Directions: Reproduce the entries that follow, exactly and in full.
Data to examine START
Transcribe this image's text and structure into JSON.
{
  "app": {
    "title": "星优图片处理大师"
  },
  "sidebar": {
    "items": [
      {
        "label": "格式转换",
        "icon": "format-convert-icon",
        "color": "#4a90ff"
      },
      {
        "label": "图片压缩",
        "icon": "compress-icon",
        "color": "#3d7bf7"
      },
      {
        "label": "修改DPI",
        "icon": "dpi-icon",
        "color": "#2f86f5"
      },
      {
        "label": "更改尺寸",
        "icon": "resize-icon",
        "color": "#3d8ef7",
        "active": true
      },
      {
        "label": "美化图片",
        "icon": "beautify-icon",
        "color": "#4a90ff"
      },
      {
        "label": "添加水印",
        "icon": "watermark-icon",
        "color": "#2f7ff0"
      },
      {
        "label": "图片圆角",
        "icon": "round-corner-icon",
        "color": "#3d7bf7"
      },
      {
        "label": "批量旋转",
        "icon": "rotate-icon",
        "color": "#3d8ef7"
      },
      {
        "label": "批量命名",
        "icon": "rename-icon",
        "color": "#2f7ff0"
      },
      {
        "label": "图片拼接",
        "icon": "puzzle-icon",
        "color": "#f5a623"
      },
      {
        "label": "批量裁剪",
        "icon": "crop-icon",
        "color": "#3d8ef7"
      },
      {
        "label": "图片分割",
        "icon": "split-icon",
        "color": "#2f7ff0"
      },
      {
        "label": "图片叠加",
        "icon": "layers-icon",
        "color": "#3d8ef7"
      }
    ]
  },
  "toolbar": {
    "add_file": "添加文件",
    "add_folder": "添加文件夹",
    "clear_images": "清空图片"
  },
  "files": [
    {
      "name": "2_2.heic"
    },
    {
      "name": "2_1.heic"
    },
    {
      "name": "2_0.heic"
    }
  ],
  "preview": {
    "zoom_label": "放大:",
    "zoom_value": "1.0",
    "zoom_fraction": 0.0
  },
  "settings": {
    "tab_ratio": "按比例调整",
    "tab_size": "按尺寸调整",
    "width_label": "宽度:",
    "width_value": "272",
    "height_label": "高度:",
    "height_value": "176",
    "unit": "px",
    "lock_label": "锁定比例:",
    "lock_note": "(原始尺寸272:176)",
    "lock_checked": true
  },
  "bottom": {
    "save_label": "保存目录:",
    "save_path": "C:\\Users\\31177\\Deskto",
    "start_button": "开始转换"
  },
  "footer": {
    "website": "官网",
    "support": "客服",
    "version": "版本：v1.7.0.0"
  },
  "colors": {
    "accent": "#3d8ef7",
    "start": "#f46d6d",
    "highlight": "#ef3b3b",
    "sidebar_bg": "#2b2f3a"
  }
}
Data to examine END
Completed task:
Transcribe this image's text and structure into JSON.
{
  "app": {
    "title": "星优图片处理大师"
  },
  "sidebar": {
    "items": [
      {
        "label": "格式转换",
        "icon": "format-convert-icon",
        "color": "#4a90ff"
      },
      {
        "label": "图片压缩",
        "icon": "compress-icon",
        "color": "#3d7bf7"
      },
      {
        "label": "修改DPI",
        "icon": "dpi-icon",
        "color": "#2f86f5"
      },
      {
        "label": "更改尺寸",
        "icon": "resize-icon",
        "color": "#3d8ef7",
        "active": true
      },
      {
        "label": "美化图片",
        "icon": "beautify-icon",
        "color": "#4a90ff"
      },
      {
        "label": "添加水印",
        "icon": "watermark-icon",
        "color": "#2f7ff0"
      },
      {
        "label": "图片圆角",
        "icon": "round-corner-icon",
        "color": "#3d7bf7"
      },
      {
        "label": "批量旋转",
        "icon": "rotate-icon",
        "color": "#3d8ef7"
      },
      {
        "label": "批量命名",
        "icon": "rename-icon",
        "color": "#2f7ff0"
      },
      {
        "label": "图片拼接",
        "icon": "puzzle-icon",
        "color": "#f5a623"
      },
      {
        "label": "批量裁剪",
        "icon": "crop-icon",
        "color": "#3d8ef7"
      },
      {
        "label": "图片分割",
        "icon": "split-icon",
        "color": "#2f7ff0"
      },
      {
        "label": "图片叠加",
        "icon": "layers-icon",
        "color": "#3d8ef7"
      }
    ]
  },
  "toolbar": {
    "add_file": "添加文件",
    "add_folder": "添加文件夹",
    "clear_images": "清空图片"
  },
  "files": [
    {
      "name": "2_2.heic"
    },
    {
      "name": "2_1.heic"
    },
    {
      "name": "2_0.heic"
    }
  ],
  "preview": {
    "zoom_label": "放大:",
    "zoom_value": "1.0",
    "zoom_fraction": 0.0
  },
  "settings": {
    "tab_ratio": "按比例调整",
    "tab_size": "按尺寸调整",
    "width_label": "宽度:",
    "width_value": "272",
    "height_label": "高度:",
    "height_value": "176",
    "unit": "px",
    "lock_label": "锁定比例:",
    "lock_note": "(原始尺寸272:176)",
    "lock_checked": true
  },
  "bottom": {
    "save_label": "保存目录:",
    "save_path": "C:\\Users\\31177\\Deskto",
    "start_button": "开始转换"
  },
  "footer": {
    "website": "官网",
    "support": "客服",
    "version": "版本：v1.7.0.0"
  },
  "colors": {
    "accent": "#3d8ef7",
    "start": "#f46d6d",
    "highlight": "#ef3b3b",
    "sidebar_bg": "#2b2f3a"
  }
}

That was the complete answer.